The air changed with higher humidity, still very hot, but not as dry as earlier – I could feel I was moving along! The heat in the western part of the country was brutal. Once on the eastern part of the country, I visited my Uncle. I also participated in the National Latin American Motorcycle Association rally where I was their honorary member for representing the association as a woman accomplishing a difficult ride alone. I then spent a few days riding with LAMA friends in the Smoky Mountains before heading north to ride through Skyline Drive. But then, the rain came!
As much as I enjoy riding that stretch of road, the rain put a huge strain on the enjoyment of the ride home as you might imagine. I’ve ridden in rain before, but this rain was heavy and too much to deal. On top of which I was traveling in dense mountain fog on roads with sharp turns. I continued riding in the rain for hundreds of miles then decided to opt for the highway and hopped on Interstate 81 north where again… I met more wonderful people!
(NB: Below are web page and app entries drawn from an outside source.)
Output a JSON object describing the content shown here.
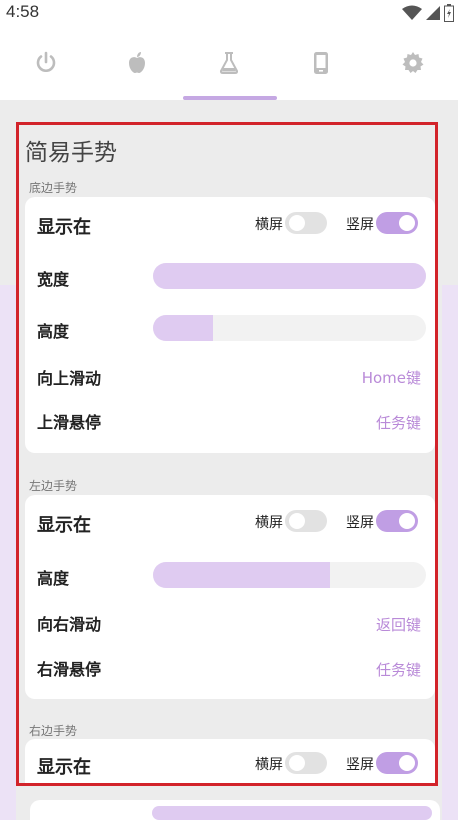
{
  "status": {
    "time": "4:58",
    "icons": [
      "wifi-icon",
      "cell-signal-icon",
      "battery-icon"
    ]
  },
  "tabs": [
    {
      "icon": "power-icon",
      "selected": false
    },
    {
      "icon": "apple-icon",
      "selected": false
    },
    {
      "icon": "flask-icon",
      "selected": true
    },
    {
      "icon": "phone-icon",
      "selected": false
    },
    {
      "icon": "gear-icon",
      "selected": false
    }
  ],
  "colors": {
    "accent": "#c09ee4",
    "slider_fill": "#dfcbf1",
    "value_text": "#b98ad8",
    "highlight_border": "#d2232a"
  },
  "page": {
    "title": "简易手势",
    "bottom": {
      "label": "底边手势",
      "show_on": "显示在",
      "landscape": "横屏",
      "portrait": "竖屏",
      "landscape_on": false,
      "portrait_on": true,
      "width_label": "宽度",
      "width_level": 1.0,
      "height_label": "高度",
      "height_level": 0.22,
      "swipe_up_label": "向上滑动",
      "swipe_up_value": "Home键",
      "hover_label": "上滑悬停",
      "hover_value": "任务键"
    },
    "left": {
      "label": "左边手势",
      "show_on": "显示在",
      "landscape": "横屏",
      "portrait": "竖屏",
      "landscape_on": false,
      "portrait_on": true,
      "height_label": "高度",
      "height_level": 0.65,
      "swipe_label": "向右滑动",
      "swipe_value": "返回键",
      "hover_label": "右滑悬停",
      "hover_value": "任务键"
    },
    "right": {
      "label": "右边手势",
      "show_on": "显示在",
      "landscape": "横屏",
      "portrait": "竖屏",
      "landscape_on": false,
      "portrait_on": true
    }
  }
}
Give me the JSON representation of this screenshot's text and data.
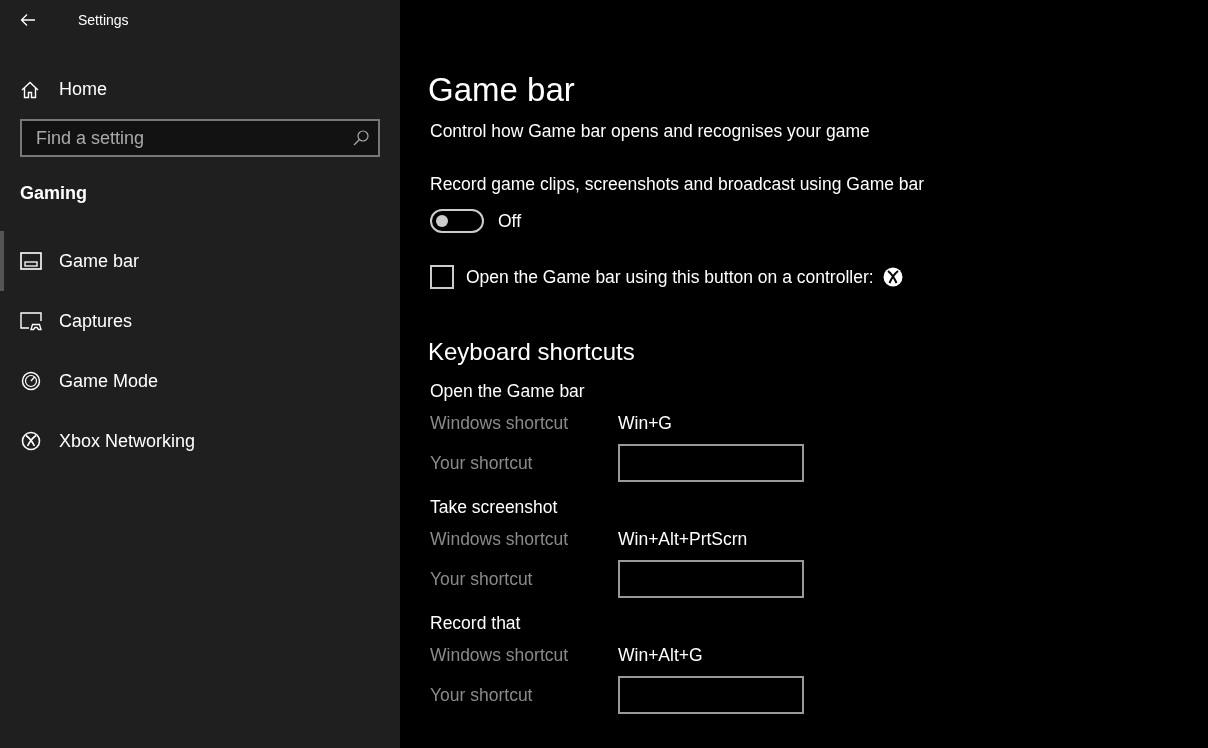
{
  "window": {
    "title": "Settings"
  },
  "sidebar": {
    "home": "Home",
    "search": {
      "placeholder": "Find a setting"
    },
    "section": "Gaming",
    "items": [
      {
        "label": "Game bar",
        "kind": "gamebar",
        "selected": true
      },
      {
        "label": "Captures",
        "kind": "captures",
        "selected": false
      },
      {
        "label": "Game Mode",
        "kind": "gamemode",
        "selected": false
      },
      {
        "label": "Xbox Networking",
        "kind": "xbox",
        "selected": false
      }
    ]
  },
  "page": {
    "title": "Game bar",
    "subtitle": "Control how Game bar opens and recognises your game",
    "record": {
      "label": "Record game clips, screenshots and broadcast using Game bar",
      "on": false,
      "state_text": "Off"
    },
    "controller": {
      "label": "Open the Game bar using this button on a controller:",
      "checked": false
    },
    "shortcuts_heading": "Keyboard shortcuts",
    "shortcuts": [
      {
        "name": "Open the Game bar",
        "windows_label": "Windows shortcut",
        "windows_value": "Win+G",
        "yours_label": "Your shortcut"
      },
      {
        "name": "Take screenshot",
        "windows_label": "Windows shortcut",
        "windows_value": "Win+Alt+PrtScrn",
        "yours_label": "Your shortcut"
      },
      {
        "name": "Record that",
        "windows_label": "Windows shortcut",
        "windows_value": "Win+Alt+G",
        "yours_label": "Your shortcut"
      }
    ]
  }
}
This time I met a woman who was traveling to Pennsylvania with her husband from the same rally I had just participated in; she had recognized me from the rally. We rode together until we departed in the connector of I-64 while I continued north-east on I-81.
I continued my travel up north in I-81 to I-84 and after hundreds of miles it became dark and the rains come along. More rain, torrential rain, at night but I kept riding on! By now I could truly taste the feeling of being home, home with my family. I was only a few hundred miles away. But this rain, this darkness was too much for me to ride in; I didn’t feel safe in these conditions any longer. I decided to stop for the night, but I couldn’t find a hotel. So I started posting my status on Facebook that I was looking for a place to stay. Glory the advantages of Facebook networking as I got a phone call from Arlene in California regarding a friend who could put me up for the night! Truly, as tired and actually frightened as I was, that was the best phone call I had ever received! The next day I was home in no time!
Madeleine’s ride introduced her to the most amazing people and it was those wonderful fellow Americans who helped her get home safely and made her feel she was not alone. Throughout her journey, Madeleine was reminded that America is a beautiful country full of amazing people. After 5,944 miles / 9,567 kilometers she shares her story and encourages other women to ride a motorcycle, scooter, dirt bike or ATV.
Madeleine is an educator of high school students and often uses her motorcycle experiences to inspire her students to meet their goals.
If you’d like more details about her rides, visit Madeleine’s website
*Text provided by Madeleine for MOTORESS